At Jooste Heswick we know that prevention is better than cure. It is therefore prudent that our service does not only commence after a Contract of Sale has been finalised – our service to you as our client goes beyond the legal processing of the sale of your property. It includes assistance during the marketing and negotiation phase thereof, as well as in the finalisation of the practical aspects once registration of transfer has been completed.

In our experience working in conjunction with and in support of your chosen estate agent, assist in concluding a successful Contract of Sale and ensure the fluent and effective transfer of your property – on time!

In addition to the processing of your transfer, our service to you include the following:

      1. Perusal of your Offer to Purchase prior to you accepting and signing it,
      2. Ensuring that timeperiods in your proposed sale agreement are practically attainable,
      3. The legal and practical consequences in relation to suspensive conditions,
      4. Title deed searches and verification of property details,
      5. Ensuring that notice is given timeously to the appropriate institutions,
      6. The disclosure of defects if and where applicable,
      7. Assistance with compliance in relation to Electricity, Beetle infestation, Gas and Plumbing certification (where applicable),
      8. Your liability for Capital Gains tax (if any) and the processing thereof in conjunction with your auditors,
      9. Assistance to foreigners,
      10. Repatriation of funds abroad,
      11. Estate planning,
      12. Ensuring that the purchase of a new property is practically linked to and financially secured in relation to the sale of your existing property,
      13. Assistance when planning to buy a new property.

As the seller, you are disposing of your ownership rights – these rights have to be protected and it is therefore your prerogative, as the seller, to nominate the attorney and conveyancer responsible for the processing of your sale.
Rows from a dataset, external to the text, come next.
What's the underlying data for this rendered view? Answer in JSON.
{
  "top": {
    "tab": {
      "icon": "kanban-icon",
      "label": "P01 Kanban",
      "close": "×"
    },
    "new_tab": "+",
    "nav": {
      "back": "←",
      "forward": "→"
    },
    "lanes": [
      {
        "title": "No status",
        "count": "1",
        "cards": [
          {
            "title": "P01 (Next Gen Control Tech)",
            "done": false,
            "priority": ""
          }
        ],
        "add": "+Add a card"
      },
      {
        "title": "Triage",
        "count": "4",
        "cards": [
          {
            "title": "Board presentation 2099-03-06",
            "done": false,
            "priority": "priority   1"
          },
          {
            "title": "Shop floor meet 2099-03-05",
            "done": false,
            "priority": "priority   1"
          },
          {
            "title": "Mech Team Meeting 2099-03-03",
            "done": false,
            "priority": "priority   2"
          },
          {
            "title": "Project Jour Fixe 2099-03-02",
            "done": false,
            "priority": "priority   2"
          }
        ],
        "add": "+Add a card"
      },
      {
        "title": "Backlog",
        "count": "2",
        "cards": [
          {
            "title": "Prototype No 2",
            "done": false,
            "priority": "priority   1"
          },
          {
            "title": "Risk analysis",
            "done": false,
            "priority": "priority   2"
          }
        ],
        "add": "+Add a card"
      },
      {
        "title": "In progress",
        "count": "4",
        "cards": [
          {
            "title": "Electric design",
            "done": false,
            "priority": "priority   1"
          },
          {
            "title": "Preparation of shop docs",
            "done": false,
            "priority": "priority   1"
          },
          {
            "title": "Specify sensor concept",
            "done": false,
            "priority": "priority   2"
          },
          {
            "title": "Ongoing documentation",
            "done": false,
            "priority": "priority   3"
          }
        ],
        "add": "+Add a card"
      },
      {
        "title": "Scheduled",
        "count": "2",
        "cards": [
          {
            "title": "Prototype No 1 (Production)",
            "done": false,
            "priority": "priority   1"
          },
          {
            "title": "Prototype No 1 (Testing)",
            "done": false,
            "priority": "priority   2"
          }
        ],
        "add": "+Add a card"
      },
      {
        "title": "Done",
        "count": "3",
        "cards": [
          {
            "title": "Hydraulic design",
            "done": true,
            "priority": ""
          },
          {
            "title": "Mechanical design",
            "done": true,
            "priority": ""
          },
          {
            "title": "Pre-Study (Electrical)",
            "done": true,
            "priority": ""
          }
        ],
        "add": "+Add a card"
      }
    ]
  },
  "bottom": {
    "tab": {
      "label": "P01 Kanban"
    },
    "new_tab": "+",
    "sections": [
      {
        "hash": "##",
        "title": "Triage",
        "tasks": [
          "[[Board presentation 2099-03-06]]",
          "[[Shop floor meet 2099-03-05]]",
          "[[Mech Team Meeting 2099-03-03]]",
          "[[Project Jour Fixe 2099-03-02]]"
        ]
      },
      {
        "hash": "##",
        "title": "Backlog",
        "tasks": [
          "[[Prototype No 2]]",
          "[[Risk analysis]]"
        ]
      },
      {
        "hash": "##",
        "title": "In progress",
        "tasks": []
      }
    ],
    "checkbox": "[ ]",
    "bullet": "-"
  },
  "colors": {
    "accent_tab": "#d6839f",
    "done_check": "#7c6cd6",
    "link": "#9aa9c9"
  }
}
Do not relinquish this right – ever!

Our firm is well known in the property industry and our knowledge is a given, however, we have found that our personal relationships with our clients is the single most important aspect which ensure a positive and memorable experience.

Visit website.

Head Office : 011-274-1700